◆ WORK INSTRUCTION:
Give the number of lines in the data that contain "icon", and nothing more.

[Opening WORKING DATA section]

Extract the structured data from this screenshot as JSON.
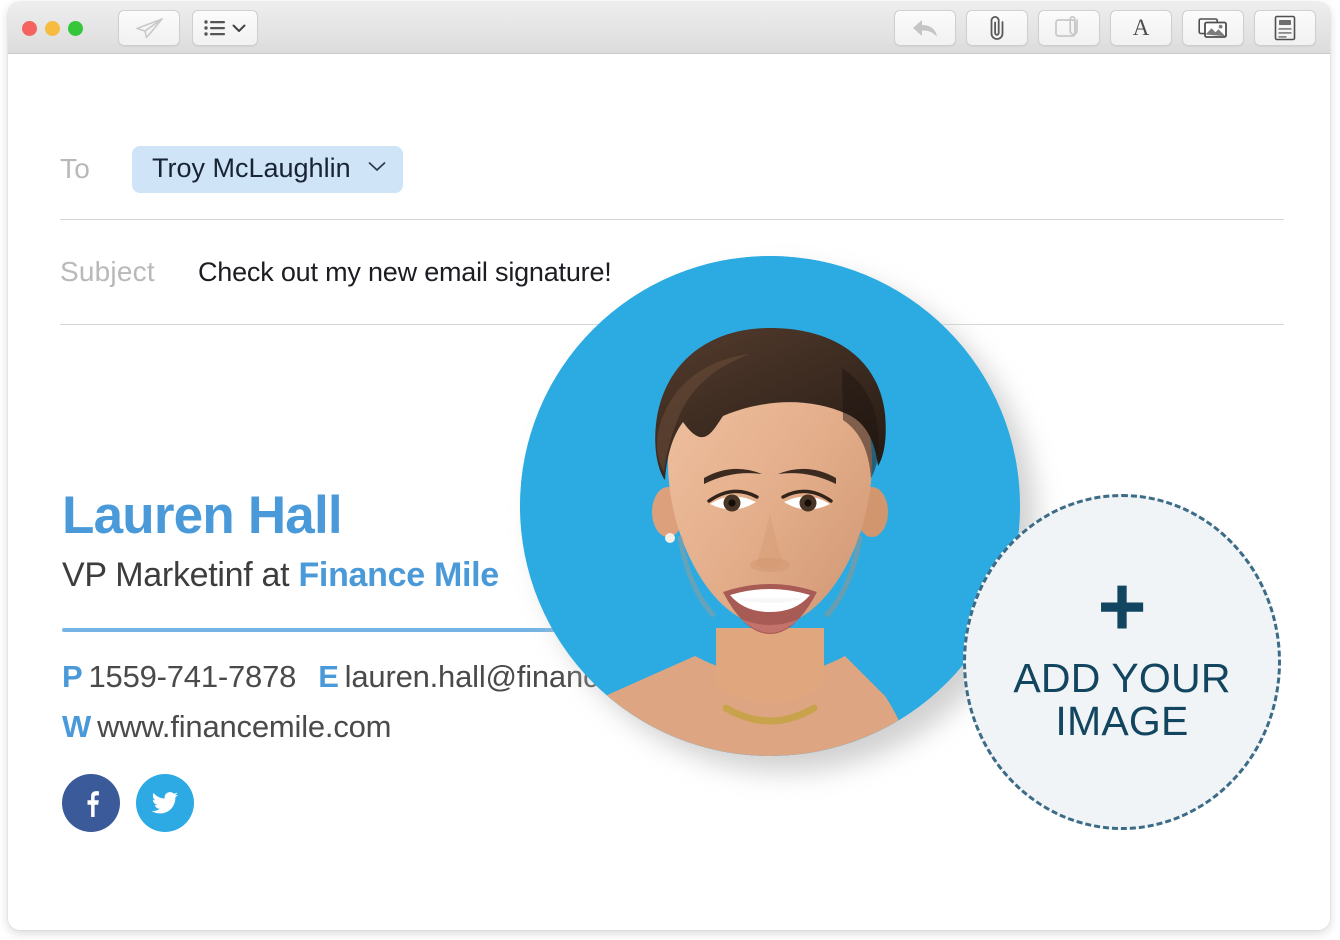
{
  "window": {
    "traffic_lights": [
      {
        "name": "close",
        "color": "#f4635e"
      },
      {
        "name": "minimize",
        "color": "#f7bb3f"
      },
      {
        "name": "zoom",
        "color": "#35c63b"
      }
    ]
  },
  "toolbar": {
    "left_buttons": [
      {
        "name": "send-button",
        "icon": "paper-plane-icon",
        "state": "disabled"
      },
      {
        "name": "list-options-button",
        "icon": "list-icon",
        "secondary_icon": "chevron-down-icon"
      }
    ],
    "right_buttons": [
      {
        "name": "reply-button",
        "icon": "reply-arrow-icon",
        "state": "disabled"
      },
      {
        "name": "attach-button",
        "icon": "paperclip-icon"
      },
      {
        "name": "attach-card-button",
        "icon": "card-paperclip-icon",
        "state": "disabled"
      },
      {
        "name": "format-text-button",
        "icon": "font-a-icon",
        "label": "A"
      },
      {
        "name": "insert-photo-button",
        "icon": "photos-icon"
      },
      {
        "name": "stationery-button",
        "icon": "stationery-icon"
      }
    ]
  },
  "compose": {
    "to": {
      "label": "To",
      "recipient": "Troy McLaughlin",
      "chevron": "chevron-down-icon"
    },
    "subject": {
      "label": "Subject",
      "value": "Check out my new email signature!"
    }
  },
  "signature": {
    "name": "Lauren Hall",
    "title_prefix": "VP Marketinf at ",
    "company": "Finance Mile",
    "phone_key": "P",
    "phone": "1559-741-7878",
    "email_key": "E",
    "email": "lauren.hall@financemile.com",
    "web_key": "W",
    "web": "www.financemile.com",
    "socials": [
      {
        "name": "facebook-icon",
        "glyph": "f",
        "color": "#3b5a9a"
      },
      {
        "name": "twitter-icon",
        "glyph": "twitter-bird",
        "color": "#2daae4"
      }
    ],
    "accent_color": "#4a9ada",
    "rule_color": "#74b3e3"
  },
  "portrait": {
    "alt": "smiling woman with short dark hair",
    "background_color": "#2cabe2"
  },
  "add_image_placeholder": {
    "plus": "+",
    "line1": "ADD YOUR",
    "line2": "IMAGE",
    "text_color": "#12455f",
    "fill_color": "#f1f4f6"
  }
}
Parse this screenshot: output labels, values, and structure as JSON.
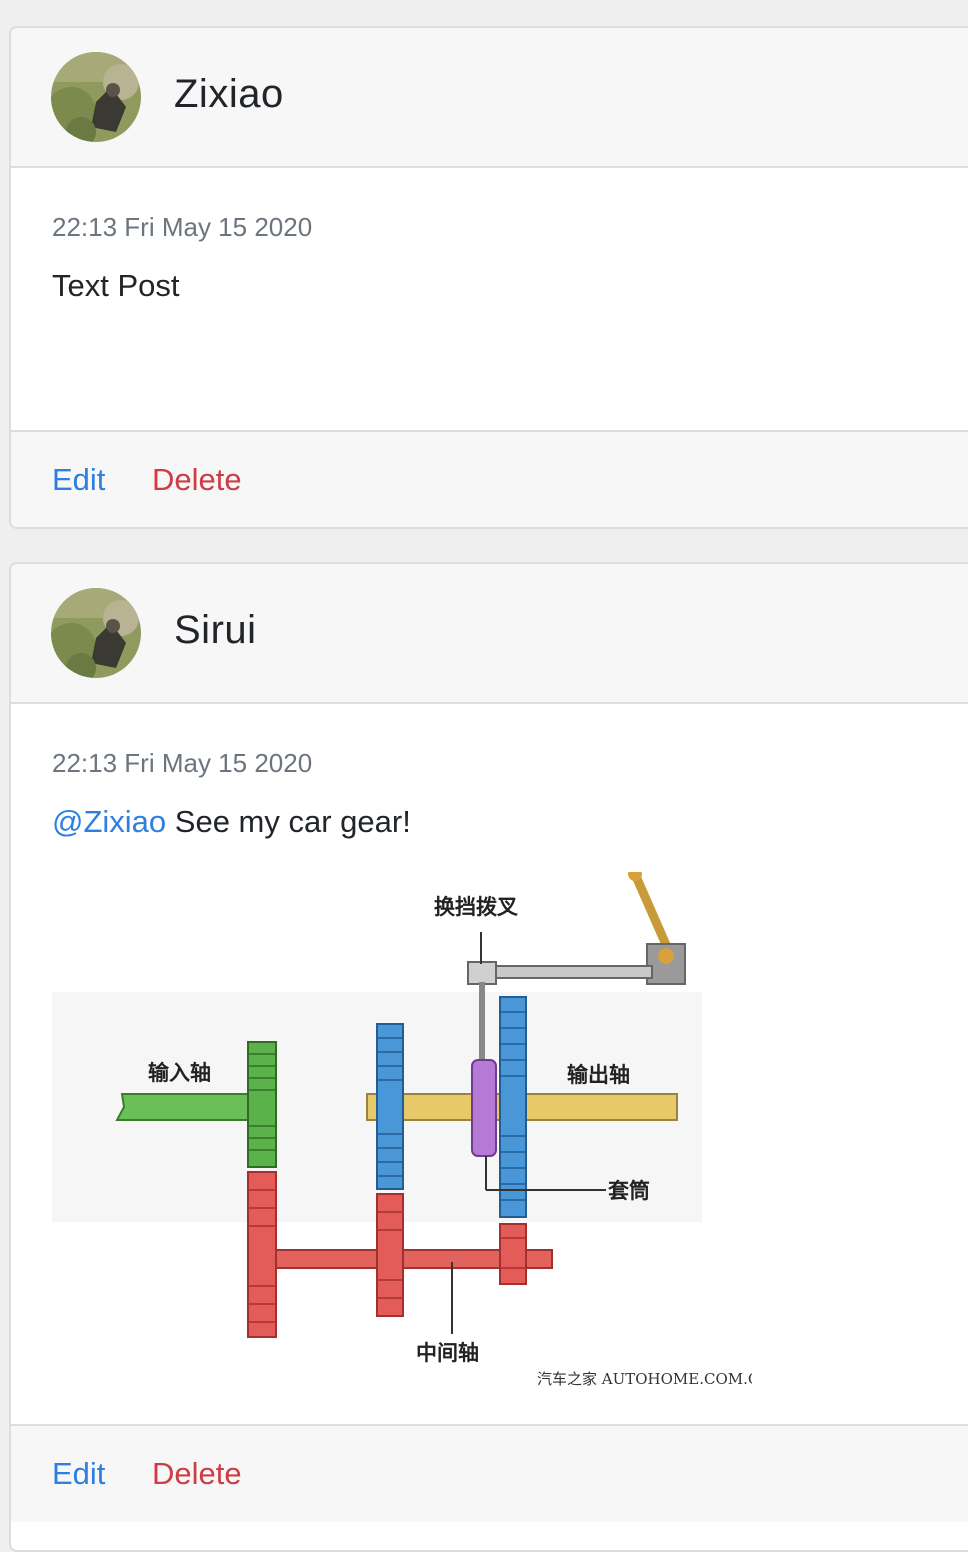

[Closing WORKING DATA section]

◆ ANSWER FOR THIS EXERCISE:
12